Beaudesert, Staffordshire, Marquis of Anglesey.
Published by J. Taylor, Feb 1. 1816.
Coloured aquatint with overlay, very rare. 230 x 320mm (9 x 11½). Trimmed into plate at sides.
Beaudesert, a stately home on the southern edge of Cannock Chase in Staffordshire, one of the family seats of the Paget family until the 1930s when financial difficulties forced a sale. Many of the furnishings, including oak panelling and the Waterloo Staircase, were exported to Carrick Hill in Adelaide, South Australia; when the buildings were demolished some of the bricks were used to re-face St James's Palace. Published in Humphry Repton's 'Fragments on the theory and practice of Landscape Gardening', the plate has a hinged overlay: when the slip is down the view is of farm buildings under a wooded hill, with a stream; lifting the slip reveals the mansion on the hill, a reservoir, cascades and terraced gardens. Repton (1752-1818) was the last great English landscape designer of the C18th, who coined the term 'landscape gardener'. Regarded as the successor to Capability Brown, he worked at Blaise Castle, Woburn Abbey, Stoneleigh Abbey & the central gardens in Russell Square, but lost out on the Prince Regent's Brighton Pavilion to John Nash (although he published his designs).

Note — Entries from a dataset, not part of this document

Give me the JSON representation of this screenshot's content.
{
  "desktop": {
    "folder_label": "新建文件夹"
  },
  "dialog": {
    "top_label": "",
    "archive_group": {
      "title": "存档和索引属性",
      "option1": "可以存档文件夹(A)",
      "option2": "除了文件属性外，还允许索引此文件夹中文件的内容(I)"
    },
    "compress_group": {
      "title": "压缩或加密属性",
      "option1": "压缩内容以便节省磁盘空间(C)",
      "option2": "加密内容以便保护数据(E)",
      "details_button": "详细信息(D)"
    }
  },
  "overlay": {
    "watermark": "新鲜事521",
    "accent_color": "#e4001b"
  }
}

Abbey: Scenery 391. See 34862 for no overlay.
[Ref: 34183] £280.00